## What you are asked to do:
Repeat every entry in full. Match each line exactly.

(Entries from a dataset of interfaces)

/---

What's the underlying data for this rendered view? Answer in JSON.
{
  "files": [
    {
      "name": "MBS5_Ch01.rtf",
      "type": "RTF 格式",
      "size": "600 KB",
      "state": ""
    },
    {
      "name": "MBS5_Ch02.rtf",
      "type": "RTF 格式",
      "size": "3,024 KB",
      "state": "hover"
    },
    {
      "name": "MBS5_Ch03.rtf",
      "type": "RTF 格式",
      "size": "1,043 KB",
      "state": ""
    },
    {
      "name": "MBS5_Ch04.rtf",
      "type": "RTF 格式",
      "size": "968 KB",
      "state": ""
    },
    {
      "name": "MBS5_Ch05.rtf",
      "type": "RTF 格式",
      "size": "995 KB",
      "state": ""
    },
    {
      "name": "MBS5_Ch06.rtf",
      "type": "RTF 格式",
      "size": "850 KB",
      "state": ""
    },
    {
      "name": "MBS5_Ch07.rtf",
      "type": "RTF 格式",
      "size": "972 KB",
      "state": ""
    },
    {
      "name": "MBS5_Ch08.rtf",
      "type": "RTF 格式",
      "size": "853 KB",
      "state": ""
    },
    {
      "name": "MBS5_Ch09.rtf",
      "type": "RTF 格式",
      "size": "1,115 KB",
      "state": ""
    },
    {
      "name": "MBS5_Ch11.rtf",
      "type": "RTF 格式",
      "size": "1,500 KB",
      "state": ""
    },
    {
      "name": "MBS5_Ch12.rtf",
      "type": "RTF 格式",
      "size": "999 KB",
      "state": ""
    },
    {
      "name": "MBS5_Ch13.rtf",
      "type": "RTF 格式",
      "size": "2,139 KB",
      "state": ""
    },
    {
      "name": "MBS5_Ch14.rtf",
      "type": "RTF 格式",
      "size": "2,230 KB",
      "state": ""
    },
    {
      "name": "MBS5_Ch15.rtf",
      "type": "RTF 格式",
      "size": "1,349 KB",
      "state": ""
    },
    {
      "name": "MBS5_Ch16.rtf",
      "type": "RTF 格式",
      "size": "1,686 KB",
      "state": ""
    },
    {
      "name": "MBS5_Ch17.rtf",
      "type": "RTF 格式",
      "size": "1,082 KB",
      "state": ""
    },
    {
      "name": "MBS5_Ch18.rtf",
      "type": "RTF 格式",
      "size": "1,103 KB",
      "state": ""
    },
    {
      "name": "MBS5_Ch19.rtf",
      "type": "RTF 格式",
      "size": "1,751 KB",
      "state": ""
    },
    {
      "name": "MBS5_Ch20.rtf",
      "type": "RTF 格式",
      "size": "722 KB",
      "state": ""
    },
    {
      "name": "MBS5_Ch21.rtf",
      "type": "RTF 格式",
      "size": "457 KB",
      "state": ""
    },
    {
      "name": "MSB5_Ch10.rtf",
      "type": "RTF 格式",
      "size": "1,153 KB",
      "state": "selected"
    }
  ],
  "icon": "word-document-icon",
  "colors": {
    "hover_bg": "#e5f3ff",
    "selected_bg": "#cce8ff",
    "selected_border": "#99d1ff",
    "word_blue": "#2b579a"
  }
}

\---

## Response box:
What's the underlying data for this rendered view? Answer in JSON.
{
  "files": [
    {
      "name": "MBS5_Ch01.rtf",
      "type": "RTF 格式",
      "size": "600 KB",
      "state": ""
    },
    {
      "name": "MBS5_Ch02.rtf",
      "type": "RTF 格式",
      "size": "3,024 KB",
      "state": "hover"
    },
    {
      "name": "MBS5_Ch03.rtf",
      "type": "RTF 格式",
      "size": "1,043 KB",
      "state": ""
    },
    {
      "name": "MBS5_Ch04.rtf",
      "type": "RTF 格式",
      "size": "968 KB",
      "state": ""
    },
    {
      "name": "MBS5_Ch05.rtf",
      "type": "RTF 格式",
      "size": "995 KB",
      "state": ""
    },
    {
      "name": "MBS5_Ch06.rtf",
      "type": "RTF 格式",
      "size": "850 KB",
      "state": ""
    },
    {
      "name": "MBS5_Ch07.rtf",
      "type": "RTF 格式",
      "size": "972 KB",
      "state": ""
    },
    {
      "name": "MBS5_Ch08.rtf",
      "type": "RTF 格式",
      "size": "853 KB",
      "state": ""
    },
    {
      "name": "MBS5_Ch09.rtf",
      "type": "RTF 格式",
      "size": "1,115 KB",
      "state": ""
    },
    {
      "name": "MBS5_Ch11.rtf",
      "type": "RTF 格式",
      "size": "1,500 KB",
      "state": ""
    },
    {
      "name": "MBS5_Ch12.rtf",
      "type": "RTF 格式",
      "size": "999 KB",
      "state": ""
    },
    {
      "name": "MBS5_Ch13.rtf",
      "type": "RTF 格式",
      "size": "2,139 KB",
      "state": ""
    },
    {
      "name": "MBS5_Ch14.rtf",
      "type": "RTF 格式",
      "size": "2,230 KB",
      "state": ""
    },
    {
      "name": "MBS5_Ch15.rtf",
      "type": "RTF 格式",
      "size": "1,349 KB",
      "state": ""
    },
    {
      "name": "MBS5_Ch16.rtf",
      "type": "RTF 格式",
      "size": "1,686 KB",
      "state": ""
    },
    {
      "name": "MBS5_Ch17.rtf",
      "type": "RTF 格式",
      "size": "1,082 KB",
      "state": ""
    },
    {
      "name": "MBS5_Ch18.rtf",
      "type": "RTF 格式",
      "size": "1,103 KB",
      "state": ""
    },
    {
      "name": "MBS5_Ch19.rtf",
      "type": "RTF 格式",
      "size": "1,751 KB",
      "state": ""
    },
    {
      "name": "MBS5_Ch20.rtf",
      "type": "RTF 格式",
      "size": "722 KB",
      "state": ""
    },
    {
      "name": "MBS5_Ch21.rtf",
      "type": "RTF 格式",
      "size": "457 KB",
      "state": ""
    },
    {
      "name": "MSB5_Ch10.rtf",
      "type": "RTF 格式",
      "size": "1,153 KB",
      "state": "selected"
    }
  ],
  "icon": "word-document-icon",
  "colors": {
    "hover_bg": "#e5f3ff",
    "selected_bg": "#cce8ff",
    "selected_border": "#99d1ff",
    "word_blue": "#2b579a"
  }
}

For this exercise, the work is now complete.